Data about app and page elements
● ● ● ● ● ● ●
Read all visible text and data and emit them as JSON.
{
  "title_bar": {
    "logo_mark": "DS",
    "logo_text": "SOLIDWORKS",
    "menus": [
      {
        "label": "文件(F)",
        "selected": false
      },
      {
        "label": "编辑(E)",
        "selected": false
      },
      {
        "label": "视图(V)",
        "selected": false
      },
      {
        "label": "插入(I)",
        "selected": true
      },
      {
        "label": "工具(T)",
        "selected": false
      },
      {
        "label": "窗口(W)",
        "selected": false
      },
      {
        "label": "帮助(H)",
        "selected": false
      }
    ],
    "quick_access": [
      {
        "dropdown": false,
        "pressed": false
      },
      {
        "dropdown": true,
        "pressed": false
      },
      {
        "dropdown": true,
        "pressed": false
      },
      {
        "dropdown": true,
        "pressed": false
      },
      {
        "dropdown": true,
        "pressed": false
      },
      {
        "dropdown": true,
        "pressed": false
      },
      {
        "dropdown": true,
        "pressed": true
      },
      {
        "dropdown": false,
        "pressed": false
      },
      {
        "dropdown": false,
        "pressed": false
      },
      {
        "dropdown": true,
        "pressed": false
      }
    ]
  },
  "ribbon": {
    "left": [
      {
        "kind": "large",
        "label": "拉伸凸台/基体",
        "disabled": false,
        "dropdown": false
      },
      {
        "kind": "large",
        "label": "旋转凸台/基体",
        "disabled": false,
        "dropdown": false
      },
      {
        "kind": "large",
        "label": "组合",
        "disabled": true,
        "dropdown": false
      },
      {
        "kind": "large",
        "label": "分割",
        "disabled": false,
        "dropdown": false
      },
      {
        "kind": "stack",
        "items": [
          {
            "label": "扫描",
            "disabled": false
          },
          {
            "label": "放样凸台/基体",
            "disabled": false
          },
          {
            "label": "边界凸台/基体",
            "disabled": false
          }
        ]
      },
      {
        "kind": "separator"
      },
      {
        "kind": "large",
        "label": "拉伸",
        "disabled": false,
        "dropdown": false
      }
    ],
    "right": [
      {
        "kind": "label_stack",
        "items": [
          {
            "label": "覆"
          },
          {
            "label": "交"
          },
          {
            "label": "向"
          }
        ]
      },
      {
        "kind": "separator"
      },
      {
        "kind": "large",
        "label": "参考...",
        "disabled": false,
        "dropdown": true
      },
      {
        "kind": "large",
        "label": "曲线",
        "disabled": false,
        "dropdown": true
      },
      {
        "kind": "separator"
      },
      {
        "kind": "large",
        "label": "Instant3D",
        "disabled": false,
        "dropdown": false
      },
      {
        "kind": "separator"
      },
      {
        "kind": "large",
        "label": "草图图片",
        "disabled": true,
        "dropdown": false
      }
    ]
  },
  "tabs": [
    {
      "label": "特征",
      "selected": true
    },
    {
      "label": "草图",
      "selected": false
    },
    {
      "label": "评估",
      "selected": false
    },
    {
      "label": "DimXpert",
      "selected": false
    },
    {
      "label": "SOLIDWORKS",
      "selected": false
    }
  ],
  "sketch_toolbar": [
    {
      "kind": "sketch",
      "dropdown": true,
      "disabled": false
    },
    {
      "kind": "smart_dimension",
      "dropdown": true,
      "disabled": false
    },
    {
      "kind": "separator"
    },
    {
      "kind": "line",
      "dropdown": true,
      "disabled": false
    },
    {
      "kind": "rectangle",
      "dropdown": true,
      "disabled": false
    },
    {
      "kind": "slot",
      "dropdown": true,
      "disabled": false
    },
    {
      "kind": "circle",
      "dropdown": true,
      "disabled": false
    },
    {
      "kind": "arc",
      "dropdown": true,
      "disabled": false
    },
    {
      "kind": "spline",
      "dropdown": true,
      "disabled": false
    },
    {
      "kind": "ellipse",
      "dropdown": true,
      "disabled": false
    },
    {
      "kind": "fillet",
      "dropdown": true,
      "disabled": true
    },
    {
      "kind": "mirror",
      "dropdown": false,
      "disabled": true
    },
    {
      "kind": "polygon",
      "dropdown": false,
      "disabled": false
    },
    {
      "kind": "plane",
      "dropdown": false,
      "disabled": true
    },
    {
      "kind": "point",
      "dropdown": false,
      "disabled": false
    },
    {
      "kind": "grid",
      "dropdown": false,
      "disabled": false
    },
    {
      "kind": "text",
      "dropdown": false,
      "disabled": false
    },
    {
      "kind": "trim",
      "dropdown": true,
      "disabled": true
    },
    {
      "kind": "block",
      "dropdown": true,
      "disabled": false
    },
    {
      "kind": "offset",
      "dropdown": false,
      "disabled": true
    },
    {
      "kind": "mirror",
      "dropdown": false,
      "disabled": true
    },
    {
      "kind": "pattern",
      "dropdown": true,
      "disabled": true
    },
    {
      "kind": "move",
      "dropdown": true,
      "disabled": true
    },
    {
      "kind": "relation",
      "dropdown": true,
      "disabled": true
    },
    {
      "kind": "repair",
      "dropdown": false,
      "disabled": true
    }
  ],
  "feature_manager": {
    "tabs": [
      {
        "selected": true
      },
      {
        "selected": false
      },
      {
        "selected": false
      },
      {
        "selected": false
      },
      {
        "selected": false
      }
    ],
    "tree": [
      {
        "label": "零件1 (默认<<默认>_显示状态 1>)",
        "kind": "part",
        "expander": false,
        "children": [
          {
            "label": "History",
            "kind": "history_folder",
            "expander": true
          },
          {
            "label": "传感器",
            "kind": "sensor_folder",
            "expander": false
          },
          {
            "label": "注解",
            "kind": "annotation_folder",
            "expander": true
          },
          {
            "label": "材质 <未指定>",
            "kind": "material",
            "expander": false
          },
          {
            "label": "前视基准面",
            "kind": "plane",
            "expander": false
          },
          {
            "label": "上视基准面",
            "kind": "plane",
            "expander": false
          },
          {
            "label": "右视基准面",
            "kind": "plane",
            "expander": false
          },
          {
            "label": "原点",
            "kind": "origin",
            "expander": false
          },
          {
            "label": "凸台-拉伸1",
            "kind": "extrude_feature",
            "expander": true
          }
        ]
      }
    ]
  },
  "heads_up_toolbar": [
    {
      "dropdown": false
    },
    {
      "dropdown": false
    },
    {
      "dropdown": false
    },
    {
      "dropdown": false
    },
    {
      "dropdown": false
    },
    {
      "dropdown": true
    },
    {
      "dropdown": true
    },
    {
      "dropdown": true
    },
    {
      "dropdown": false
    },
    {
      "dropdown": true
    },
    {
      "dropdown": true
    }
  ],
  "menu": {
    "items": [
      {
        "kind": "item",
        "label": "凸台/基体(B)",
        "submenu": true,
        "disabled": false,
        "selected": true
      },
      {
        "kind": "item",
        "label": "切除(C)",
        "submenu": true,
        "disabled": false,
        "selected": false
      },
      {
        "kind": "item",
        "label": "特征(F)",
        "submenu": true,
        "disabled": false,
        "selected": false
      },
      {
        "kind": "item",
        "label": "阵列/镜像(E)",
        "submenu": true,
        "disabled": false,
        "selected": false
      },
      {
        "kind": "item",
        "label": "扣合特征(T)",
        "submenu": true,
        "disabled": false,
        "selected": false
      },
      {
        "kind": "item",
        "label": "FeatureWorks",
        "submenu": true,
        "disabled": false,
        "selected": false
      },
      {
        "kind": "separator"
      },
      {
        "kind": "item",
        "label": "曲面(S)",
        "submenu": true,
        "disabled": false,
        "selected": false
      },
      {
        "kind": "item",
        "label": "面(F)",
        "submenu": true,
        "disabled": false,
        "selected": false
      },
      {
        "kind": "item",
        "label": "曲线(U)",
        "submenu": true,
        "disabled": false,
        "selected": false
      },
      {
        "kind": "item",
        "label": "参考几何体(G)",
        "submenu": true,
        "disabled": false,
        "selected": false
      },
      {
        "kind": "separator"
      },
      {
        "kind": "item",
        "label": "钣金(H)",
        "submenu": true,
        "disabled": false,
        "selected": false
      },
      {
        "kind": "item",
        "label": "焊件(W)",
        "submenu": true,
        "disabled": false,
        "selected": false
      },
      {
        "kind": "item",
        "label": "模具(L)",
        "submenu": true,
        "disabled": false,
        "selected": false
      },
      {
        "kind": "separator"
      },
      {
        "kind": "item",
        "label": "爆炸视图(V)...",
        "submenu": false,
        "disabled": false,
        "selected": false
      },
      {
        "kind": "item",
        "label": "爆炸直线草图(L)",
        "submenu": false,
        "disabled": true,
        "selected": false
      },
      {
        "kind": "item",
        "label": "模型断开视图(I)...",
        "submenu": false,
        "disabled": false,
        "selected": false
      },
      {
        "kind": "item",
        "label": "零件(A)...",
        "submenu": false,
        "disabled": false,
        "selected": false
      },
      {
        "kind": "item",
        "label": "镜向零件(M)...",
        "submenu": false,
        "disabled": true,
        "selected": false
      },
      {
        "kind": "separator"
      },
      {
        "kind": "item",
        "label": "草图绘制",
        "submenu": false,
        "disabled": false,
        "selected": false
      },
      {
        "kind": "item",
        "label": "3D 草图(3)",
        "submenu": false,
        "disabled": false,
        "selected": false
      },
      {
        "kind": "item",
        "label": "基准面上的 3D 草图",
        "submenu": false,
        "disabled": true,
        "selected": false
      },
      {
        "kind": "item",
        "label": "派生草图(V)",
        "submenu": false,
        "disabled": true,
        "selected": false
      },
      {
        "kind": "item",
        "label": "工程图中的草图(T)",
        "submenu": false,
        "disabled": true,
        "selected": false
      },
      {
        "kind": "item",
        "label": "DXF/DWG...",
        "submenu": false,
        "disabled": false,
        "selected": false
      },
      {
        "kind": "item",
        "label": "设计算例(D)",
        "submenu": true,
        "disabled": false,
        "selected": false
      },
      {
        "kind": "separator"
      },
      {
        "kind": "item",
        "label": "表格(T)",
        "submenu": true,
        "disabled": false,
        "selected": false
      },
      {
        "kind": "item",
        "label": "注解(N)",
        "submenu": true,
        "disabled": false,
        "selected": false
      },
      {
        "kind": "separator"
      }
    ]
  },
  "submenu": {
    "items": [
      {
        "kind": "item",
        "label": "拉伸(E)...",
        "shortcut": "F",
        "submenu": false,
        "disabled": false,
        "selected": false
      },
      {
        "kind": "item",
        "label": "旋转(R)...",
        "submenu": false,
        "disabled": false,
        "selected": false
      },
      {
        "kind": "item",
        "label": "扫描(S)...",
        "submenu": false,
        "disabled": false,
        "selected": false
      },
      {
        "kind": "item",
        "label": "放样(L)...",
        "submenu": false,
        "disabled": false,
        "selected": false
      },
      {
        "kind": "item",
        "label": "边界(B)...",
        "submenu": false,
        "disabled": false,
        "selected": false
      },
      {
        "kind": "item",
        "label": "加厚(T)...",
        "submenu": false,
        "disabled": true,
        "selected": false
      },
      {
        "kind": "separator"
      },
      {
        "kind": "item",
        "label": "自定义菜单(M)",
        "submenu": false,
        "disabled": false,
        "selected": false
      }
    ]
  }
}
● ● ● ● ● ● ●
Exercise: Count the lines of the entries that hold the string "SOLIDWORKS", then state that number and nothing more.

Result below: 2